Logan, for her part, noted that Diaz voted for SB 408 last year, a sweeping insurance bill that allowed for an increase to Citizens Property Insurance premiums to go up, in some cases. Diaz countered that the measure, among other things, was necessary to redefine sinkhole coverage, and disputed that the rates would go up as far as Logan claimed. 

Diaz, who has raised $243,835 to Logan's $138,470, has been hit by a flier saying he did not support a legislative measure to further restrict abortions, and by a piece saying he voted to approve a tuition hike at public universities.

"When they're knocking on doors, they're saying everything: that I'm pro-abortion, that I'm gay,” said Diaz, the vice-chairman of the Miami-Dade legislative delegation, who is married and has two children. "That I voted for a 15-percent increase for [Florida International University] tuition."

The first mailer was paid for by Citizen Action, an ECO registered to Logan consultant Keith Donner. The second came from Parents for Better Education, an ECO registered earlier this year with the county elections department to a Bobbie Mesa of West Miami-Dade. (The other committees mentioned in this post are registered with the state division of elections.)

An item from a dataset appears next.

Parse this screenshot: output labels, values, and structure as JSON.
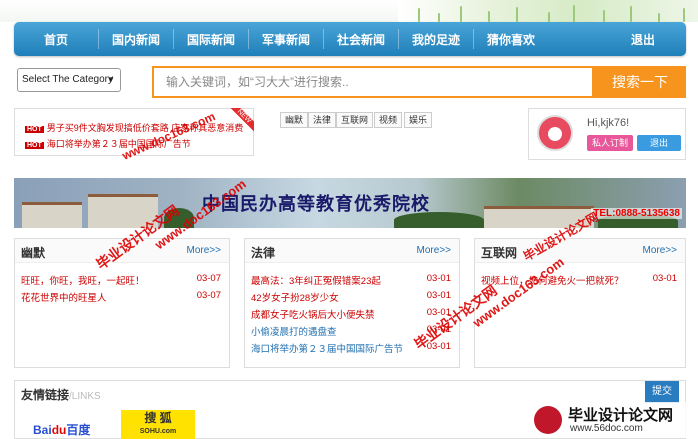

In addition to the campaign infighting, Logan has been hit by a Florida House ethics complaint from J.C. Planas, a Republican former state representative and lawyer. Planas, who supports Diaz in the race, says Logan broke Florida House rules when Vision 305, a Committee of Continuous Existence (CCE) registered to Donner, reported accepting contributions during the legislative session in January. Vision 305’s website lists as "associated" legislators and candidates Logan and three Democrats: Sen. Gwen Margolis, Rep. John Patrick Julien and candidate Adam Kravitz.

In the complaint, Planas says CCEs "are intricately associated with the member and must abide by the fundraising restrictions imposed on the member unlike other CCEs unaffiliated with any election official."

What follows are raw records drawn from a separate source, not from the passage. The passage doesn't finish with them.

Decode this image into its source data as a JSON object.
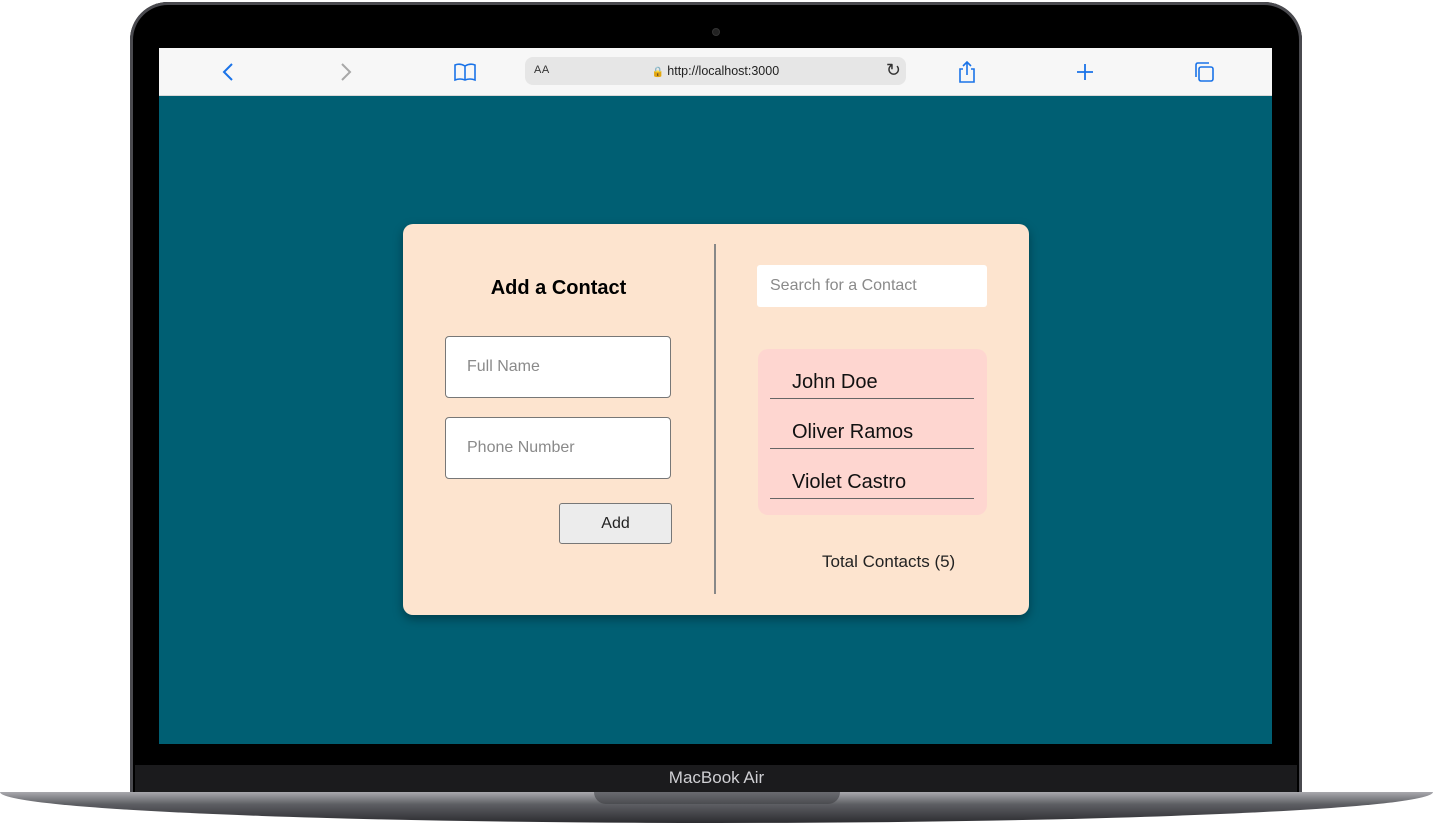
{
  "device": {
    "brand": "MacBook Air"
  },
  "browser": {
    "text_size_label": "AA",
    "url": "http://localhost:3000",
    "icons": {
      "back": "chevron-left-icon",
      "forward": "chevron-right-icon",
      "bookmarks": "book-icon",
      "reload": "reload-icon",
      "share": "share-icon",
      "new_tab": "plus-icon",
      "tabs": "tabs-icon"
    },
    "accent_color": "#1a73e8"
  },
  "app": {
    "background_color": "#005f73",
    "card_color": "#fde4cf",
    "form": {
      "title": "Add a Contact",
      "full_name_placeholder": "Full Name",
      "phone_placeholder": "Phone Number",
      "add_label": "Add"
    },
    "search": {
      "placeholder": "Search for a Contact"
    },
    "contacts": [
      "John Doe",
      "Oliver Ramos",
      "Violet Castro"
    ],
    "total_label": "Total Contacts (5)"
  }
}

Logan, however, said in an interview last week that she does not run the committee. "That's not my CCE," she said. "That's not my money."

Logan told the editorial board Wednesday that groups and other Miami-Dade lawmakers have sided with Diaz "because I'm a woman. An independent woman."

Diaz, however, had none of it.

"This isn't about men versus women, and I don't want it painted as that," he said. "In politics, people get attacked and it's not because of their gender. It's because of their record. And everything there is on her record."

Both lamented that the campaign has gotten so ugly.

"It sucks," Diaz said. "It really sucks."

Quipped Logan: "Listen, he could have moved somewhere else."